**THE PROBLEM:** Find the string "compte" in the records. Copy every line it appears in.

**THE RECORDS:**

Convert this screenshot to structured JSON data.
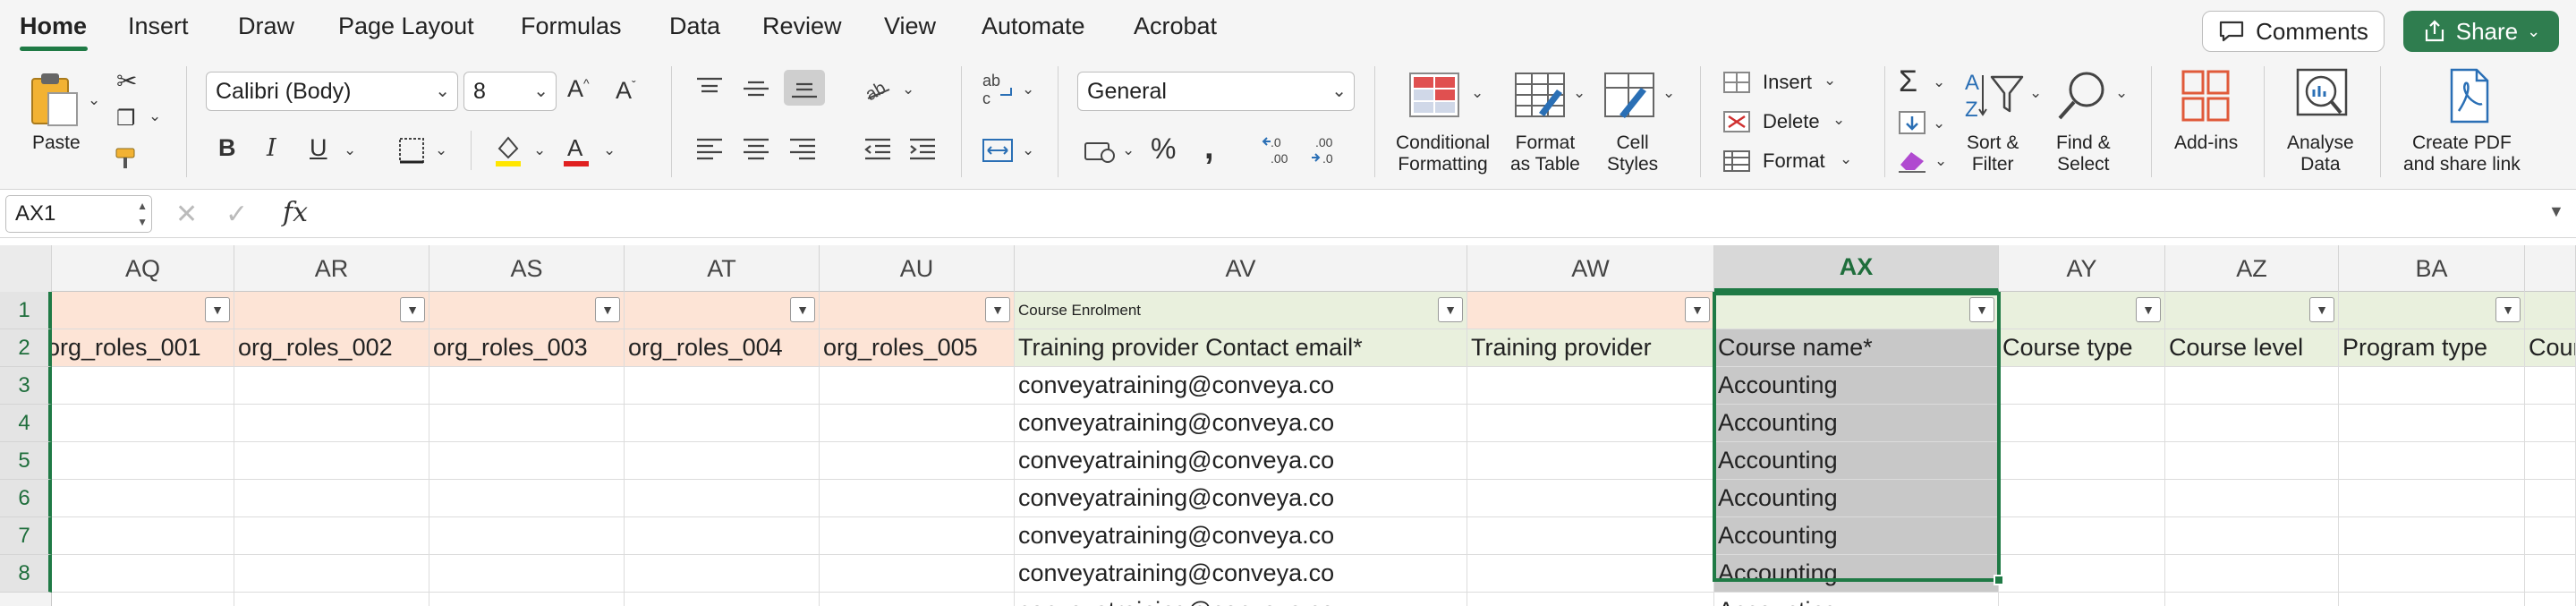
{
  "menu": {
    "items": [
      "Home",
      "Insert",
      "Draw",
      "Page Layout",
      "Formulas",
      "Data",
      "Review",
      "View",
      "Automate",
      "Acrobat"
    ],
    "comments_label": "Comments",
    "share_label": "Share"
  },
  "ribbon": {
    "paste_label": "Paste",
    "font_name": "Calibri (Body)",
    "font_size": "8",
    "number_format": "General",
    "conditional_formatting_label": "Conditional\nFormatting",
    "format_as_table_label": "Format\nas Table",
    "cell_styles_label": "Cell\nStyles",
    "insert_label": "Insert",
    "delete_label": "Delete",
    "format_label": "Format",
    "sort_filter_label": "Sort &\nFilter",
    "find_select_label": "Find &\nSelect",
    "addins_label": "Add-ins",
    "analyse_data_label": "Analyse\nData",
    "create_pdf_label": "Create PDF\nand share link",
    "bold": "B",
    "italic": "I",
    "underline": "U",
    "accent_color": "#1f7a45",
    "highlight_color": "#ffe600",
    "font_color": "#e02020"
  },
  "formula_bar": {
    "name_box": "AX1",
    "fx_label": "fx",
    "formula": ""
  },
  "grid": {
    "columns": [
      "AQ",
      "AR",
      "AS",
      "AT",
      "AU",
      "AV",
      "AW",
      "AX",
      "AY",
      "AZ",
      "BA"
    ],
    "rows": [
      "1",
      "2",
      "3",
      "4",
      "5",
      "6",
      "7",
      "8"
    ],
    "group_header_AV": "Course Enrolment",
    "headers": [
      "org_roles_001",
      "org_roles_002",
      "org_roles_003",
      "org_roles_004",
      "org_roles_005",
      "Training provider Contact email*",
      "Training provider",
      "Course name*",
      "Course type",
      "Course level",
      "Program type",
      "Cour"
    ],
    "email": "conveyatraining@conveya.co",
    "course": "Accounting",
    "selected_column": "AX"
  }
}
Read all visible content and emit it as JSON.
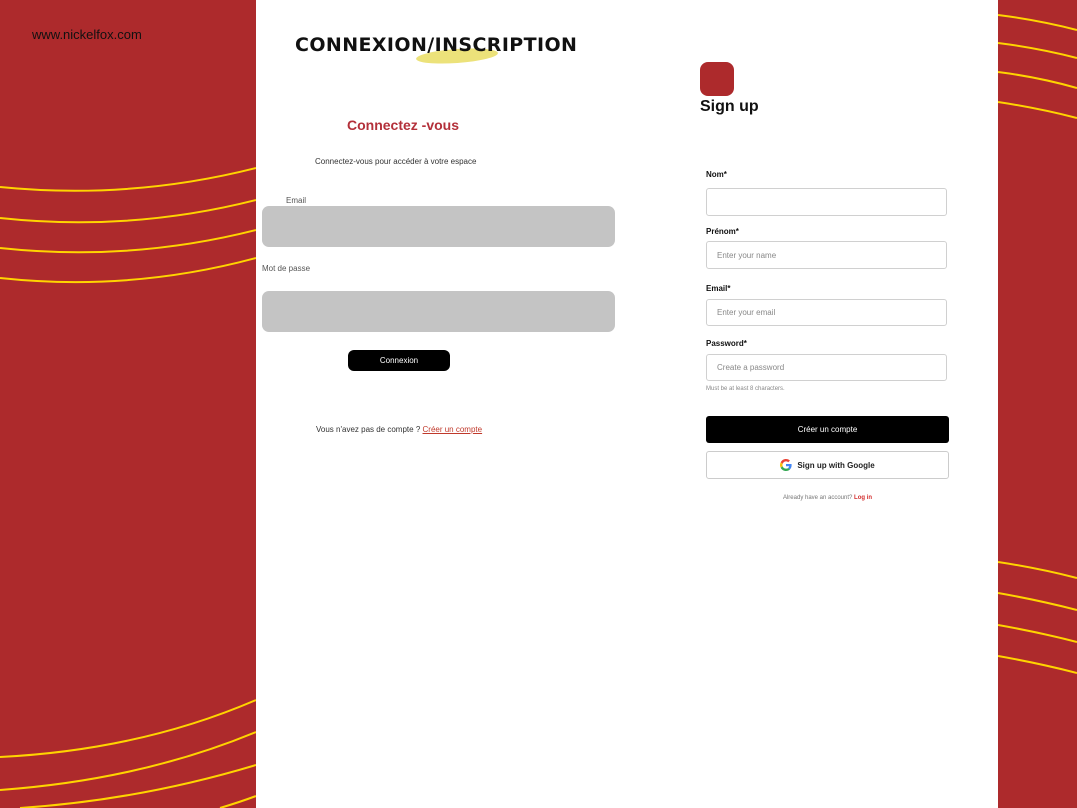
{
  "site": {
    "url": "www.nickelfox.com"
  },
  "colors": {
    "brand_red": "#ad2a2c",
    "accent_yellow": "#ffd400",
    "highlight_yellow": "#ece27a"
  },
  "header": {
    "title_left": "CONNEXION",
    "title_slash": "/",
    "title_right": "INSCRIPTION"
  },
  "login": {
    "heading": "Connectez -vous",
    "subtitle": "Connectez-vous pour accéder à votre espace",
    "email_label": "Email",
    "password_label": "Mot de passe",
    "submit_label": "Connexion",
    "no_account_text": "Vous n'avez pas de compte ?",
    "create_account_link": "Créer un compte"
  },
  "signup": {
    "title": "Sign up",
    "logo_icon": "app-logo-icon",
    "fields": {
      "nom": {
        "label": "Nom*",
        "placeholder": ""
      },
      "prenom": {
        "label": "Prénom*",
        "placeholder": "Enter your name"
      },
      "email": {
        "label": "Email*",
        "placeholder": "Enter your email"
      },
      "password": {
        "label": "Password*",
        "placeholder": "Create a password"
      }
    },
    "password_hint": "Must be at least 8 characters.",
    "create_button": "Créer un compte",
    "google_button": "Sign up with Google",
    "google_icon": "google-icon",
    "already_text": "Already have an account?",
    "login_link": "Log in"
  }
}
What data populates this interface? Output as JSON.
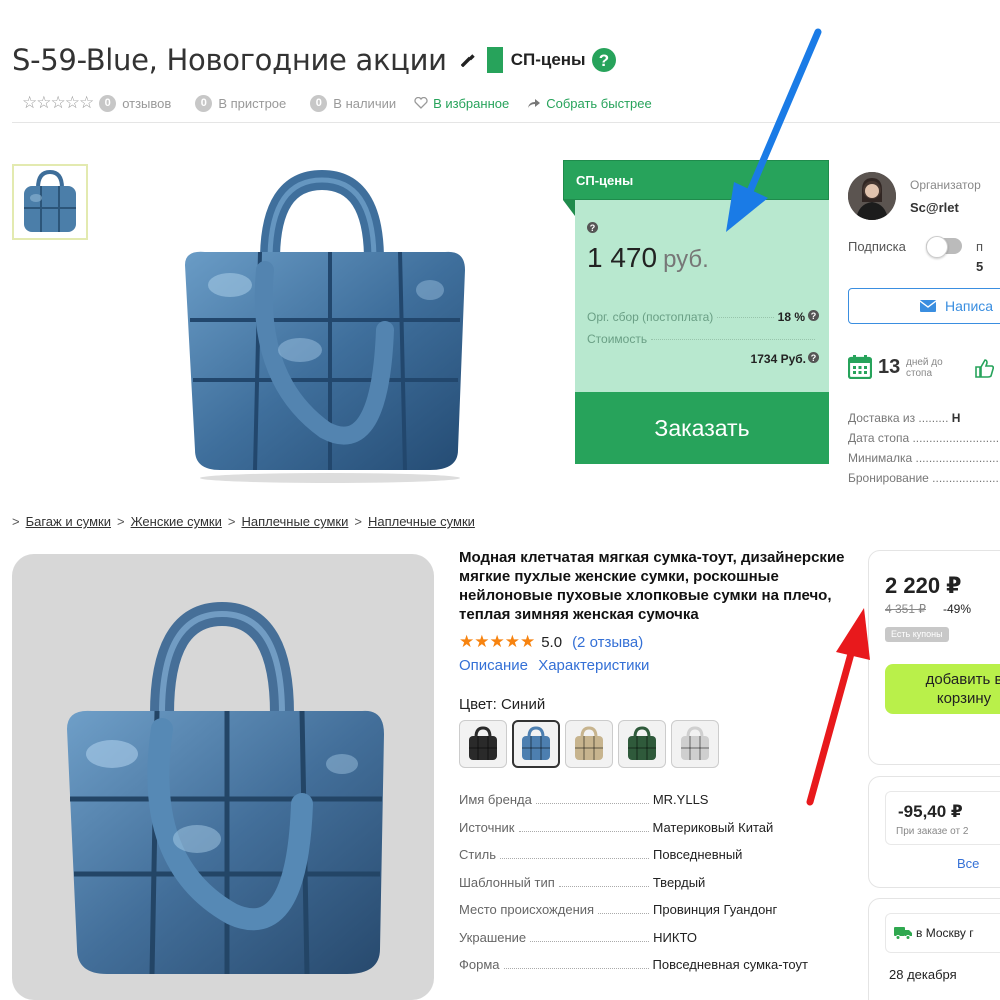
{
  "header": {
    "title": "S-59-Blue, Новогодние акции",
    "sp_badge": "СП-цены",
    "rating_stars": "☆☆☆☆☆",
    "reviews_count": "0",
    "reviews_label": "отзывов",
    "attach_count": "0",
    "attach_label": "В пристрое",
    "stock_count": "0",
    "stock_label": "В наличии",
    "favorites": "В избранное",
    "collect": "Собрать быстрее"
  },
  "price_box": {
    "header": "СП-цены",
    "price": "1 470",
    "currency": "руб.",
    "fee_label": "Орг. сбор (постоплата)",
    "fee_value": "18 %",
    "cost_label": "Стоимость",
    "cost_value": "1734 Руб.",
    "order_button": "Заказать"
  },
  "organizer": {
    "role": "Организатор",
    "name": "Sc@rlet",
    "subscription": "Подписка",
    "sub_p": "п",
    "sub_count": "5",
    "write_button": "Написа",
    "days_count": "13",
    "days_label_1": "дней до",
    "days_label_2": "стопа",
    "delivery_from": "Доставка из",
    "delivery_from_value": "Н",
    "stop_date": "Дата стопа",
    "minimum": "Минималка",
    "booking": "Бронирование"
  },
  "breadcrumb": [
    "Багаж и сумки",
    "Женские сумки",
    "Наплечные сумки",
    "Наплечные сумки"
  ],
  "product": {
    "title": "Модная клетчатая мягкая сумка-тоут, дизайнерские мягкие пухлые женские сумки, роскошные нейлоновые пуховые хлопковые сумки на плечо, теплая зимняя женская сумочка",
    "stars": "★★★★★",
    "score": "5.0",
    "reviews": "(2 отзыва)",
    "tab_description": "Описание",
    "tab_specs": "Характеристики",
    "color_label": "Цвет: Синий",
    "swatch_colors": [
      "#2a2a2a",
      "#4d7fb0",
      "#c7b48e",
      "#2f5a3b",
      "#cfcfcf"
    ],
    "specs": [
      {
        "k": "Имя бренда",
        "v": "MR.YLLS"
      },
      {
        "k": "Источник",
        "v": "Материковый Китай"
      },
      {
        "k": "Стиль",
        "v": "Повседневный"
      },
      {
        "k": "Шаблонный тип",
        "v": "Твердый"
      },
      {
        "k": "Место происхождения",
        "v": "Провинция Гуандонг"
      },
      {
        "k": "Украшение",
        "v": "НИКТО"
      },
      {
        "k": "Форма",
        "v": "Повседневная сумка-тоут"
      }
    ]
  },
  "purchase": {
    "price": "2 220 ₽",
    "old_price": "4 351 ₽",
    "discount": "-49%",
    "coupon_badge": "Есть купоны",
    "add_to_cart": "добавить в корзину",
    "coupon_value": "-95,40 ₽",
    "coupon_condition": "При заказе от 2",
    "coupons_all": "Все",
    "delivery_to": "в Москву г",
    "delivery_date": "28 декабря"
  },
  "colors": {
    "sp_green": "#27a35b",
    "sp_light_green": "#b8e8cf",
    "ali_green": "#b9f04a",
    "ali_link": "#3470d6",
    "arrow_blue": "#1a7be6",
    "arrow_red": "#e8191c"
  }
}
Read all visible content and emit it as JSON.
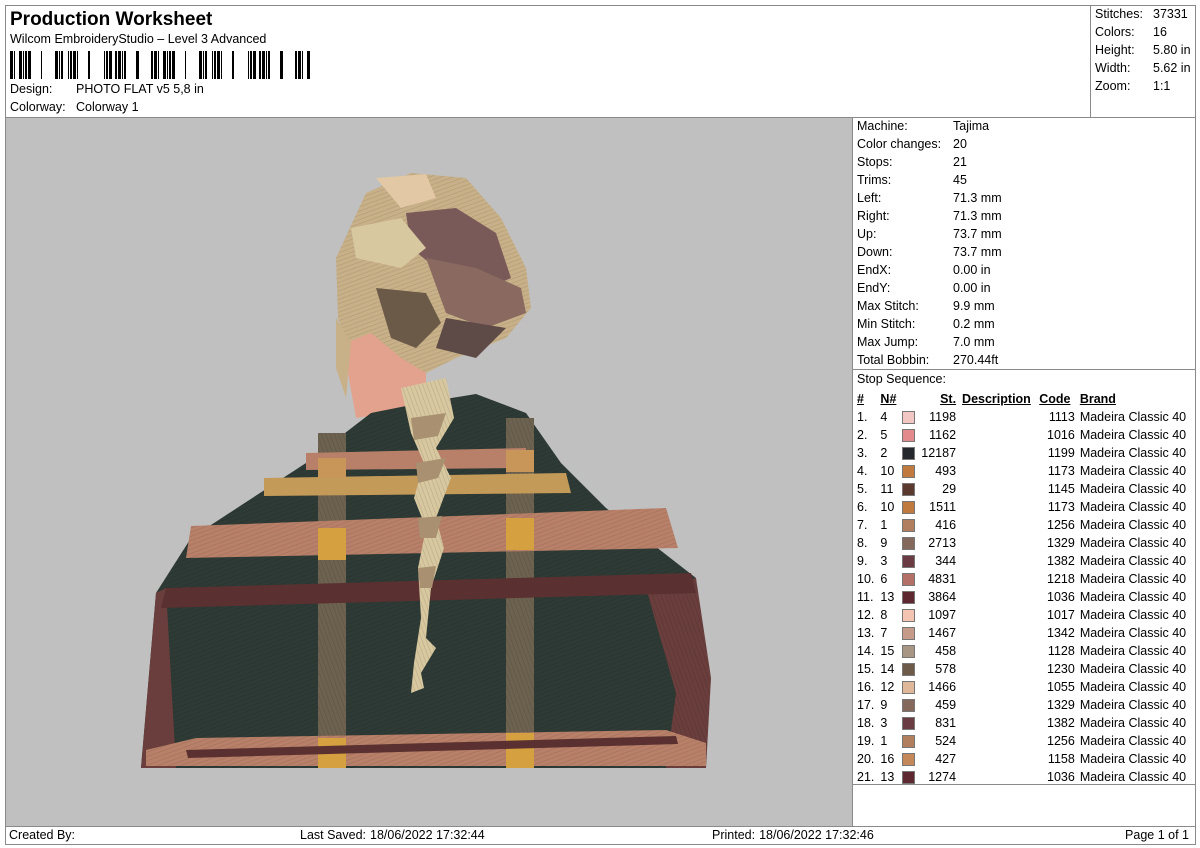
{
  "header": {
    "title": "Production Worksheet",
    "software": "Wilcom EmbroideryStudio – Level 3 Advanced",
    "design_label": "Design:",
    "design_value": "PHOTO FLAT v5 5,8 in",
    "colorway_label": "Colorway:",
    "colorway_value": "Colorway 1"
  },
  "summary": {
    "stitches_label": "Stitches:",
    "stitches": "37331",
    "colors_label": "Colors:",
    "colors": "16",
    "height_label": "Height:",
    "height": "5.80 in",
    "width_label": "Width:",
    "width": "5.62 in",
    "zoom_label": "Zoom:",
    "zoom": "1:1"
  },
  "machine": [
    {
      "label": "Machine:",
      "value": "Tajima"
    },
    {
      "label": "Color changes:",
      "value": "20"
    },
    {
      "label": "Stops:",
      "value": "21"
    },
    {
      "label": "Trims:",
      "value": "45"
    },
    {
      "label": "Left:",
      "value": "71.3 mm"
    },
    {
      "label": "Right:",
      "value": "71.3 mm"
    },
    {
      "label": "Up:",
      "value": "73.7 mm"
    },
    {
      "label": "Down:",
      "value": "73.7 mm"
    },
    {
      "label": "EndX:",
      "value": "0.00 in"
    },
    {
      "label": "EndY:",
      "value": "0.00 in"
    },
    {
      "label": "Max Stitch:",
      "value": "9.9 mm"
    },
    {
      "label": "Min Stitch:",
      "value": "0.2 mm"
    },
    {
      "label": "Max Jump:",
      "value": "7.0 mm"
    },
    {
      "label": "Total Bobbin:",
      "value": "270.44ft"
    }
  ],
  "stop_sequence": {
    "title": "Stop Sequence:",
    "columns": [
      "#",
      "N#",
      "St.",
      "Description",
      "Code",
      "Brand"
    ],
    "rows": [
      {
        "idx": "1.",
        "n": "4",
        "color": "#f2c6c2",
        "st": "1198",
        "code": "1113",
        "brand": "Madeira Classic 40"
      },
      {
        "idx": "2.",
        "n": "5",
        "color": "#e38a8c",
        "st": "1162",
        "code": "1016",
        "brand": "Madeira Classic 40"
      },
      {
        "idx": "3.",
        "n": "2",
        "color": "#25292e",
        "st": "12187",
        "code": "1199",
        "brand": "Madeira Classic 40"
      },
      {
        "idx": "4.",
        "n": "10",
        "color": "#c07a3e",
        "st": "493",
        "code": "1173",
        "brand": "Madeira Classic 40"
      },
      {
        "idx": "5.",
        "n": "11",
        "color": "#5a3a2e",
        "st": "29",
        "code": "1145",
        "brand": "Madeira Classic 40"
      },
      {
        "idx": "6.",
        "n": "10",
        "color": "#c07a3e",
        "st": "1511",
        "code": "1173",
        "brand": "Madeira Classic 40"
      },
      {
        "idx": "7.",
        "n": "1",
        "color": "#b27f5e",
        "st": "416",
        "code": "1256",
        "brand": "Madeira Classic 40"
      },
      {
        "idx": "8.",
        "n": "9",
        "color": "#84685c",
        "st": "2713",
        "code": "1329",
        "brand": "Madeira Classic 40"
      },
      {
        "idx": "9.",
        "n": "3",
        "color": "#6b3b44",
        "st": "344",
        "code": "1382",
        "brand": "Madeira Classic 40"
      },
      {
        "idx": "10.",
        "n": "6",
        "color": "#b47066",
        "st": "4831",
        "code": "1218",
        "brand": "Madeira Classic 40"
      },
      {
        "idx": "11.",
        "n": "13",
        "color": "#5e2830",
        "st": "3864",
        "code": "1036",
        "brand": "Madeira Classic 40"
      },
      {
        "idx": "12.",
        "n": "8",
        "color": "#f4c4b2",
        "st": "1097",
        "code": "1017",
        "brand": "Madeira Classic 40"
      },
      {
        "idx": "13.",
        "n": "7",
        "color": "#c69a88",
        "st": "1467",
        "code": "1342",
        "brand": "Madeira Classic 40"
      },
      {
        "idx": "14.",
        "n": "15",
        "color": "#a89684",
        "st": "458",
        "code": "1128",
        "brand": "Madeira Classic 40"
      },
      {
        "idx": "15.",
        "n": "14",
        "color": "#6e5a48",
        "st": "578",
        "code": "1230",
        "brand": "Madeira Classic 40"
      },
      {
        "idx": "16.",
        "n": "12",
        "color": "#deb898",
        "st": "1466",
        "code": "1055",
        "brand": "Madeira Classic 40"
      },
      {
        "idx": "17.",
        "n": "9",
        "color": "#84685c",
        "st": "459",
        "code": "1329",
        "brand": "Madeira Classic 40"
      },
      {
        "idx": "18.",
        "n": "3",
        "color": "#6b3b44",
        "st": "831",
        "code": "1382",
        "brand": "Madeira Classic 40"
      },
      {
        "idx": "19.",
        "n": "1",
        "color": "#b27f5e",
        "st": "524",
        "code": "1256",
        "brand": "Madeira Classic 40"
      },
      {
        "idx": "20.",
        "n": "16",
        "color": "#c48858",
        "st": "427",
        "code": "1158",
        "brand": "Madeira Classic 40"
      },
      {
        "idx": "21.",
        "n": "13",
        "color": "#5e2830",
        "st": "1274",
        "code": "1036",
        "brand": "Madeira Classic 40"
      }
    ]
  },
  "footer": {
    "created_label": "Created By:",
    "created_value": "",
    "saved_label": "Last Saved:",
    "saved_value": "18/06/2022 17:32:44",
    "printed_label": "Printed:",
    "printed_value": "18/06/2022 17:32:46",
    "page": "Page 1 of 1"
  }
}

**ANSWER AREA:**
    "no_account_text": "Vous n'avez pas de compte ?",
    "create_account_link": "Créer un compte"
    "create_button": "Créer un compte",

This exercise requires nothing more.